|Fried catfish. It was light and crispy and so delicious. Salty and warm. Also, there’s my new favorite condiment, one of the things I miss the most- vinegar with red and green Thai chilies.|
|Underneath all that fried lemongrass (holy cow) are some tasty fried pieces of chicken on the bone.|
|By the end of this feast, there was nothing left. Amazingly good.|
The next stop on our Bangkok Food Tour was a bakery and pastry shop. There were tons of things to buy here that would have been great for afternoon tea or coffee or to take home to America as gifts and, of course, a TripAdvisor sticker on the front window. We tried two buns each and then either an iced tea or coffee.
The final stop was an actual indoor restaurant with lots of business-professional types eating in suits, complete with air conditioning and Western toilets. Although we’d gotten used to the casual, curbside dining, everything here was great too, but I did learn that I am not the biggest fan of baby Thai eggplants. They served them in the green curry and I bit into them thinking they were peas… not so much. They are bitter and not a traditionally Western taste. It was good to learn early though, because they made a frequent appearance throughout our trip.
|Nushi at the bakery!|
|One green custard bun, one pork bun. Both light, fluffy and so good.|
|A soft sweet bun filled with well-seasoned pork. Unexpected but I think this could really take off in North Carolina.|
|A Thai iced tea and the center of the green custard bun. The Thai teas are made with condensed milk and are really sweet but oddly refreshing and tasty.|
|Fresh vegetables. Those pods in the front are called stink beans.|
|A sample size of traditional Thai green curry and roti (an Indian-inspired crispy pancake-like bread).|
The final dish of the food tour I was actually scared of… but incredibly pumped to try! Durian ice cream! I have seen so many TV shows about this fruit. People complain about the texture and the smell. Some hotels, including the one we stayed in in Chiang Mai, put up signs forbidding you from bringing it into your hotel rooms because the smell is so bad and difficult to get out of the space. It’s known as the “king of fruits.” Ice cream was possibly the most innocuous way to try it for the first time. You could still grasp the odd taste and smell that crept up on you in an unidentifiable way, but it wasn’t bad. One guy at the table said, “If I didn’t know this was durian-flavored, I might say this ice cream had gone bad.” Other words people threw into the mix to describe the taste was “rotten meat,” “macadamian nuts,” “garbage,” and “dirty socks.” Hearing all this while you ate it didn’t help the process… but it was certainly an experience. I think I enjoyed it.
|DURIAN ICE CREAM!|
I totally recommend Bangkok Food Tours and Nushi. I would go back right now and do all the tours they offered if I could. (Maybe I will…) There’s also a nighttime tour of Bangkok’s Chinatown.

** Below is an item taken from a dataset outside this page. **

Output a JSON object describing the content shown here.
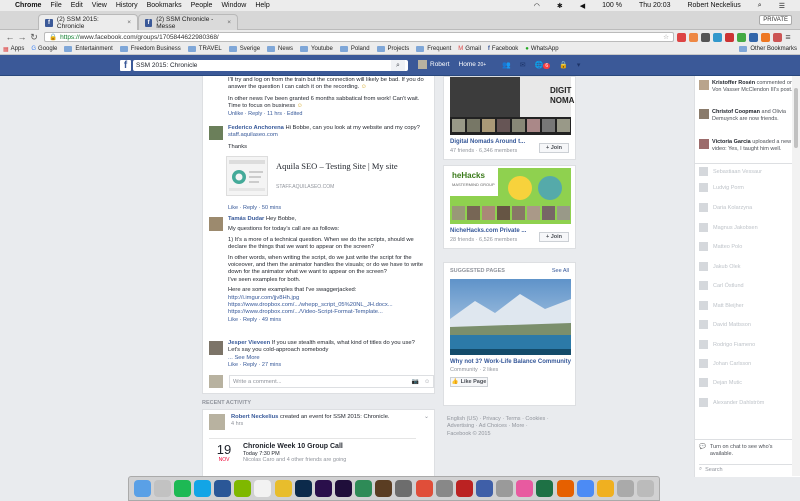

I also totally recommend eating any Thai food you can get your hands on, especially from a hole in the wall place like some of these or a cart on the side of the road! It was some of the best food we had our whole trip. Now I regret not eating ENOUGH street food while I was there!